Doctors' leaders warn that the UK remains in a 'very precarious situation', with cases rising after the relaxation of self-isolation guidelines from 16 August.
Updated rules mean people who have received two doses of COVID-19 vaccine can avoid self-isolation even if they have come into close contact with an infected person. NHS staff have been instructed to follow 'stay at home' advice and take a PCR test if they develop symptoms, but the government expects 'the majority of fully vaccinated health and social care staff will be able to continue in their usual role' even if they are close contacts.
However, the BMA has called on the government to expand the list of official COVID-19 symptoms to ensure it is as ‘up to date as possible and cases are not missed’.
The BMA's demand comes as the UK reported 36,572 new cases on 19 August - up 10% compared with a week earlier, and the highest daily figure for nearly a month.
At present the government lists three official symptoms for coronavirus that warrant a PCR test: loss of taste or smell, continuous cough, or fever. By contrast the US Centres for Disease Control and Prevention lists 11 symptoms, and the World Health Organisation 13.
In July, a British Medical Journal article warned that the narrow list of COVID-19 symptoms in the UK was ‘limiting detection’ and ‘likely to impede control of transmission’. It added that, following the successful vaccination campaign, it was less likely that people would experience severe disease or official symptoms.
GPs warned last month that they were coming under increasing pressure as growing numbers of fully vaccinated people contract COVID-19 were contacting practices with ‘runny noses, sore throats, headaches, and myalgia’.
BMA public health medicine committee co-chair, Dr Penelope Toff, stressed that a wider symptom list was even more important following the recent relaxation of pandemic rules.
She said: ‘We remain in a very precarious situation with COVID-19. Being fully vaccinated significantly reduces the chance of being infected, but it does not totally eliminate it so we strongly urge the public to remain cautious and take sensible precautions, such as taking a PCR test if in close contact with a positive case.
‘It’s also important to remember that the updated guidance applies only to people who have the infection but are not showing symptoms. Anyone who develops symptoms should still self-isolate and end isolation only following a negative PCR test.
'That being said, the BMA would like to see the government explore widening the official COVID-19 symptoms list to ensure that it is as up to date as possible and cases are not missed.’
A DHSC spokesperson said: ‘Since the start of the pandemic we have acknowledged COVID-19 has a much longer list of symptoms than the ones used in the case definition and experts keep the list of symptoms under review.
‘With around one in three people not showing symptoms of COVID-19, we have made regular, rapid testing available twice a week for free for everyone in England.
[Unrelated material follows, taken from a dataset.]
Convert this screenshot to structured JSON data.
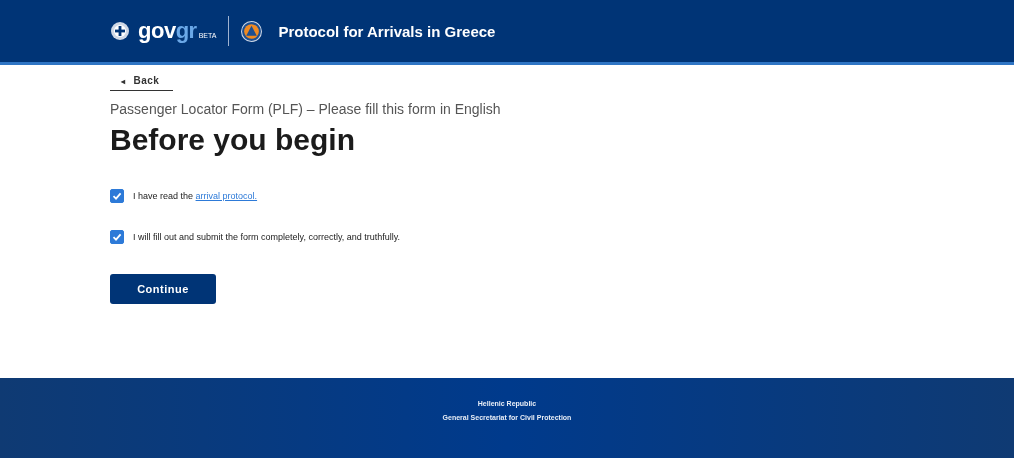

Over 131m lateral flow device tests have been carried out so far with over 350,000 cases identified that would not have been detected otherwise.’
In February, King’s College London researchers found that extending the list of official COVID-19 symptoms could help detect around a third more cases - and concluded that testing people with cough, fever, anosmia, fatigue, headache, sore throat or diarrhoea in the first three days of illness would have detected 96% of symptomatic cases.